## TASK DESCRIPTION
The answer should be one number: the count of lines in the listing below with "label" in them.

--- DATA RECORDS Enclosed Below ---

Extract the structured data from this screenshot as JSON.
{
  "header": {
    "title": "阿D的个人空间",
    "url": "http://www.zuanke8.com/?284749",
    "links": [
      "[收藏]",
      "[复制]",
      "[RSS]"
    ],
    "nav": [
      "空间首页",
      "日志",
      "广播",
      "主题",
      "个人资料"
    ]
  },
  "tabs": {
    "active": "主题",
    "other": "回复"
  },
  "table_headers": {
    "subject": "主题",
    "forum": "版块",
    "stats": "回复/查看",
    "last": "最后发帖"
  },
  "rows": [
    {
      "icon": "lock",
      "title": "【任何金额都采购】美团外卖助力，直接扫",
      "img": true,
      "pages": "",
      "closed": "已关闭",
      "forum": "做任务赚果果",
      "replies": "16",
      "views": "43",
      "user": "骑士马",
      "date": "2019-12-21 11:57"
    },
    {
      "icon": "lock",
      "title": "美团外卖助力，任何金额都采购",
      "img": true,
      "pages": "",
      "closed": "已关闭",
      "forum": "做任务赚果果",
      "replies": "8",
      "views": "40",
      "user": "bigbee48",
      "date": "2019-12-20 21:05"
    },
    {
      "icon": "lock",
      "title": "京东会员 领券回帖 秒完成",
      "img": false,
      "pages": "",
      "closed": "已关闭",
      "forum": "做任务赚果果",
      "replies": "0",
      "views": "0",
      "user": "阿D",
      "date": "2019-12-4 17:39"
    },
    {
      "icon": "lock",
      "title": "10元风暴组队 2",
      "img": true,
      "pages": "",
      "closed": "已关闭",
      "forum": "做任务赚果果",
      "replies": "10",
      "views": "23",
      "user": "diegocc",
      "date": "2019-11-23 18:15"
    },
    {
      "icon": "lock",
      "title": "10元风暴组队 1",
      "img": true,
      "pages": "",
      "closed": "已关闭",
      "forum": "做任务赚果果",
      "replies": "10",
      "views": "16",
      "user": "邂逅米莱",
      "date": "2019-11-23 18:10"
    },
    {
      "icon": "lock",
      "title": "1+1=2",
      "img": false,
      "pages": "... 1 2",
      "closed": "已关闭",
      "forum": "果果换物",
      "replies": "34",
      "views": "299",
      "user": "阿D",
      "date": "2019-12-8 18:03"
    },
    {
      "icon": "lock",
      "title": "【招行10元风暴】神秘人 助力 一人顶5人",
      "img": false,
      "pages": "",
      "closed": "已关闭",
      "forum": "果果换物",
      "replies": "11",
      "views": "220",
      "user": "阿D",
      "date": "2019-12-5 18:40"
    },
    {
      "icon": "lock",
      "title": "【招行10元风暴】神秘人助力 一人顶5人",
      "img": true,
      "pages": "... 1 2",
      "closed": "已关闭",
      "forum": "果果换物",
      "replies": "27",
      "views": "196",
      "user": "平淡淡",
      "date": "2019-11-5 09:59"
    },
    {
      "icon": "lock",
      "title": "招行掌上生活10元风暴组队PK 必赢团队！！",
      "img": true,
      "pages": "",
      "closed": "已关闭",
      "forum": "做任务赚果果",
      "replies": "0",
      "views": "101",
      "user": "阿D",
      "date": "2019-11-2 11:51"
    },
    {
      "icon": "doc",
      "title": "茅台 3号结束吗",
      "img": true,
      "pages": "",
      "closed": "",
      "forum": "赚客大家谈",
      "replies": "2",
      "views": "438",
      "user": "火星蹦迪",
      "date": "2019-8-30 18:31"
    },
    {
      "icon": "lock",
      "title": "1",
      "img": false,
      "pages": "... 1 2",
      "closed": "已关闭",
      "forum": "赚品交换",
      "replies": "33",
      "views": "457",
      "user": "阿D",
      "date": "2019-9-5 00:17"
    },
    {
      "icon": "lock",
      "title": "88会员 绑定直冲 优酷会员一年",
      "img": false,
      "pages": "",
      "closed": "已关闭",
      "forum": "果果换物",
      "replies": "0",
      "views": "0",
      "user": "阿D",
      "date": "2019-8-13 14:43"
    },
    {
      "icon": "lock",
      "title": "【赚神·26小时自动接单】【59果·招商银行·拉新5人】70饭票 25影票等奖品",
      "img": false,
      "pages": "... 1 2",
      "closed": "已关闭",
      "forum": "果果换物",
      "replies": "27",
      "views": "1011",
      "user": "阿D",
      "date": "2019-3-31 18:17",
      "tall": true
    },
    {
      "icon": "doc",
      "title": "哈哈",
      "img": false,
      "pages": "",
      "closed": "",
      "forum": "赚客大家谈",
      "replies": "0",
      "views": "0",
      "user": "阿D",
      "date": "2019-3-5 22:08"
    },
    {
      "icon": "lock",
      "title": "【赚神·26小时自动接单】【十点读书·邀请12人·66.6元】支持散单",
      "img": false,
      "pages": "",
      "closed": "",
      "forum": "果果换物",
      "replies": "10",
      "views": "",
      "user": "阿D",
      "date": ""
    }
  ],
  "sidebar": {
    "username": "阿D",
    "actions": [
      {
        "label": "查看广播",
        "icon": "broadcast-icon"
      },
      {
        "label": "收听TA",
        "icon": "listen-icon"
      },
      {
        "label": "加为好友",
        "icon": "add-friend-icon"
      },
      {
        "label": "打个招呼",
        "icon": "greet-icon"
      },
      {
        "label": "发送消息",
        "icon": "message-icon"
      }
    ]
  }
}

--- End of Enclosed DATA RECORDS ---

## REPLY TO THE EXERCISE
5